Envisioned for the old Coleman Plecker's World of Golf site on Route 7 near the Route 152 intersection, a waste transfer station could well turn out to be an eyesore at such a spot. The roads in the area are well traveled and the property in question, which the county purchased for $2.9 million, is hardly secluded.
Were the facility to evolve into a garbage dump annex, it would be an affront to the people who live in the area and make regular use of one of Harford County's five I-95 interchanges.
There's also a question of how the public benefits from such a public ally-funded project. Unlike neighboring counties that provide garbage pickup for the bulk of the citizenry, Harford County's waste removal is largely handled by private haulers who contract individually with homeowners and businesses. So if a waste transfer station is built and run by the county, the beneficiaries largely are the private haulers who don't have to drive as far to unload what they've collected, be it trash separated for recycling or flat out garbage.
Theoretically this helps reduce prices for the haulers, but there's no guarantee any savings would be passed on to the customers.

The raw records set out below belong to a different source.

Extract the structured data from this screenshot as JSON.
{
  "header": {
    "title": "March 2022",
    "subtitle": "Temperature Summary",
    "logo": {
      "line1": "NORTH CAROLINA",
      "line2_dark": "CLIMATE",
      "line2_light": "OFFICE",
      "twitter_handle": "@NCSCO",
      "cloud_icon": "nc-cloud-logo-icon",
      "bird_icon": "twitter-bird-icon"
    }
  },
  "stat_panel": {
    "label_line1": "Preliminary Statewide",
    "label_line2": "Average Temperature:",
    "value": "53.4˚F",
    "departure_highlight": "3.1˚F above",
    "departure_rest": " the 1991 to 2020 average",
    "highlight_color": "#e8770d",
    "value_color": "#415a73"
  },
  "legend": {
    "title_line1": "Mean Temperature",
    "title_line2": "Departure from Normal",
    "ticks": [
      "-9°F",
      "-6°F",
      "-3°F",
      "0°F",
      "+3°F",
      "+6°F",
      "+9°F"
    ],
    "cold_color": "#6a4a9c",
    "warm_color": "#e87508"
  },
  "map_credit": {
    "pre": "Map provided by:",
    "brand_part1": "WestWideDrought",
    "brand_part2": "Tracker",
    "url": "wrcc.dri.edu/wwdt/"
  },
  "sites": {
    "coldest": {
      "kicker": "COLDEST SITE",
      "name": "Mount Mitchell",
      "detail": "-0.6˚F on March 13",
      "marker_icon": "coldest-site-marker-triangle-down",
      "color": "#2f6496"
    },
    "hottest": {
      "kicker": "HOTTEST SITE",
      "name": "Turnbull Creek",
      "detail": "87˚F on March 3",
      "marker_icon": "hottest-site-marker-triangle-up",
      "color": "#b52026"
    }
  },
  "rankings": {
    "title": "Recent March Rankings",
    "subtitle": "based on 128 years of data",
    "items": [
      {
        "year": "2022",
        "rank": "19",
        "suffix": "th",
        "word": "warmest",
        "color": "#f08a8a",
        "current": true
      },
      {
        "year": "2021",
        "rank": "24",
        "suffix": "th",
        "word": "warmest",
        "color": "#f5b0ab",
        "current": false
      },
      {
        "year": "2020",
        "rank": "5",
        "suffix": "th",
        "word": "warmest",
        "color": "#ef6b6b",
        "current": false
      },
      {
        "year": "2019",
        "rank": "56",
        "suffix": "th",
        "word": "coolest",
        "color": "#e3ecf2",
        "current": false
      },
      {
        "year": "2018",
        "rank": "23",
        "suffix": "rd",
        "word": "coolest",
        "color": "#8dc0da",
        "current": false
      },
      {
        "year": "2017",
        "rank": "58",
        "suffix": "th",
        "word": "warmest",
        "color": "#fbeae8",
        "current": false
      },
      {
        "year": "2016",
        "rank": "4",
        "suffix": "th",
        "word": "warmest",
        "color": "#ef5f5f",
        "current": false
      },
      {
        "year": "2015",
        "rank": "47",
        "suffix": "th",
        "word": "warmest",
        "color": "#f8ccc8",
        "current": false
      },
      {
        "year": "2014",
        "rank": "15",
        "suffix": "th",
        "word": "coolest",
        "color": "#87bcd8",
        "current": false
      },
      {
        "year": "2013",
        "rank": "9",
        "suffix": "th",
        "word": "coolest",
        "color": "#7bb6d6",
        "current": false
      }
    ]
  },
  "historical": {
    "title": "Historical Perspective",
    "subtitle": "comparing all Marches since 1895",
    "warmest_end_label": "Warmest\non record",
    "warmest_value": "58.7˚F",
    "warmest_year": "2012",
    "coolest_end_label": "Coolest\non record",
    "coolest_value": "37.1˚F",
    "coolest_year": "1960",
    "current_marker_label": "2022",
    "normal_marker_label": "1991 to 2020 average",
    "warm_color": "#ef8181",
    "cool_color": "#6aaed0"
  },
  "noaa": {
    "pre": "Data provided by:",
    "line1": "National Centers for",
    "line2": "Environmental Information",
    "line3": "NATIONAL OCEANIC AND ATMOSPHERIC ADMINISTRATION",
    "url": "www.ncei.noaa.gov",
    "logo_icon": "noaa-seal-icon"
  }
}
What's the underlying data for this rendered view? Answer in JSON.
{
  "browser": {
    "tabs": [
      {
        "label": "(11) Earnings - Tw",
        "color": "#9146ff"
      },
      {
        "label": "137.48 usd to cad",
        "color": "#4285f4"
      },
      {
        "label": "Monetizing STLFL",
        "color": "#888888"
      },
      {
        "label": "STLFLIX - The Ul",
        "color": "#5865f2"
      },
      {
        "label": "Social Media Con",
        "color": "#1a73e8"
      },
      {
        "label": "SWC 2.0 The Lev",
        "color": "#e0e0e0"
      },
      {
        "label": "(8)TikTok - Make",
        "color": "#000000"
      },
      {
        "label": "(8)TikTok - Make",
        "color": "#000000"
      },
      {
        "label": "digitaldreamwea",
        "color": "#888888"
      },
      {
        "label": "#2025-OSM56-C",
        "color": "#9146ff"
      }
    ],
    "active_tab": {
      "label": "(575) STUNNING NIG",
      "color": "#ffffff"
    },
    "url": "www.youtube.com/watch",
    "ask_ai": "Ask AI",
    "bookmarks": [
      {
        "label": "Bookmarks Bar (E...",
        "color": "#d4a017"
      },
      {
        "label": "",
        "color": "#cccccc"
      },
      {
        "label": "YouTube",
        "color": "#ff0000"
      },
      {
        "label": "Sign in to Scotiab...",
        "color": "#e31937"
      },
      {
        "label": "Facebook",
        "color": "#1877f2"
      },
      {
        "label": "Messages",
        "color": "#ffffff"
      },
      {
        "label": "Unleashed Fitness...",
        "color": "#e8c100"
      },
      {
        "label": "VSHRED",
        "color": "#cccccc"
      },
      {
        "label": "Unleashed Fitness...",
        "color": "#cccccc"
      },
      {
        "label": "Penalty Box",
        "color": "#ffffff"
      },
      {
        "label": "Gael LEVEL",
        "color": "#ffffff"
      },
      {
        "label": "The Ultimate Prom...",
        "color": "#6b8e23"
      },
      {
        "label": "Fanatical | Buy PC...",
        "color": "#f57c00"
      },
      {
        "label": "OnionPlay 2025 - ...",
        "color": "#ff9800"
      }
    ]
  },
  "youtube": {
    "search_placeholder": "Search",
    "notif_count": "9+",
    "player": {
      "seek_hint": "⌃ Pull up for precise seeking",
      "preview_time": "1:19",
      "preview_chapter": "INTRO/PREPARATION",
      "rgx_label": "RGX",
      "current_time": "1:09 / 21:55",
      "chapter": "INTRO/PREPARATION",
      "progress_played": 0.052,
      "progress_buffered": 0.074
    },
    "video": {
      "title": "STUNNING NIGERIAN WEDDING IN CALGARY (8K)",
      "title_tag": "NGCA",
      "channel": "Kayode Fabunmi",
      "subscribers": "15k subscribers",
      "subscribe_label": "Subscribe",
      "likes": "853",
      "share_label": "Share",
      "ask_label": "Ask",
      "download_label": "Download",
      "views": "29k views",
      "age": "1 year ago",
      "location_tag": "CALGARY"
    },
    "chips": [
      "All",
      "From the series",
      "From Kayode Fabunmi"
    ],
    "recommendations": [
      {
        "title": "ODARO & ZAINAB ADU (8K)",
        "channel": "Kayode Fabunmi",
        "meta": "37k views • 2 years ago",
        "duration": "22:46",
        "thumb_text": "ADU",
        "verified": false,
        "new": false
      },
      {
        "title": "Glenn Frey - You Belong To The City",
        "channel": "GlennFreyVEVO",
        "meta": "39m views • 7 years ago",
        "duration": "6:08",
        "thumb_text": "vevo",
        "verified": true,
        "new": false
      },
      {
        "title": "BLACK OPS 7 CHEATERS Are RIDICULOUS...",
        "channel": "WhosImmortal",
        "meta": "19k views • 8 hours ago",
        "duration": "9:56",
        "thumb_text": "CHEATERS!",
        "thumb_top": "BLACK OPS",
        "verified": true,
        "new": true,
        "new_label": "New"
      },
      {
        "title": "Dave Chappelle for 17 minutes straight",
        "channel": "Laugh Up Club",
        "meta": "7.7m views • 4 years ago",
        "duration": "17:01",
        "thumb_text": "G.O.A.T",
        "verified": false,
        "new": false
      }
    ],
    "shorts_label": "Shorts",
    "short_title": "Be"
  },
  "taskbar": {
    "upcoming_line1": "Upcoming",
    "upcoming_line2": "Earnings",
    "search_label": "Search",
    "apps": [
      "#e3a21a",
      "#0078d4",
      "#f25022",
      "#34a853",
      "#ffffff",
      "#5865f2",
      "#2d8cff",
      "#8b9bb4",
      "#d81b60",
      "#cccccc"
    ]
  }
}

Waste management policy is certainly one of the more contentious issues local governments have to deal with. Everyone wants to be able to have curbside garbage collection and no one wants that garbage dumped haphazardly into the environment. And the relative success of recycling programs in Harford County stands as testament to the popularity of waste recycling programs.
As it stands, the proposal for the Joppa facility is for a recycling transfer station, though once a waste management facility is in place, there's no guarantee it will always be what it was when it first opened. In any event, recycling trash can be every bit the eyesore that ordinary garbage is.
If the county government is to move ahead with the trash facility near the intersection of Routes 7 and 152 in Joppa, it needs to ensure that any such operation is barely noticeable to the public at large. This is a tall order. After all, it would sit at one of the community's main gateways. And a constant stream of garbage trucks is hardly incognito.
Possibly some other public use could be found for the former golf property, perhaps something in the parks and recreation realm. And if it turns out a waste transfer station to serve the private waste haulers in the county is a public policy necessity, a more secluded location should be found.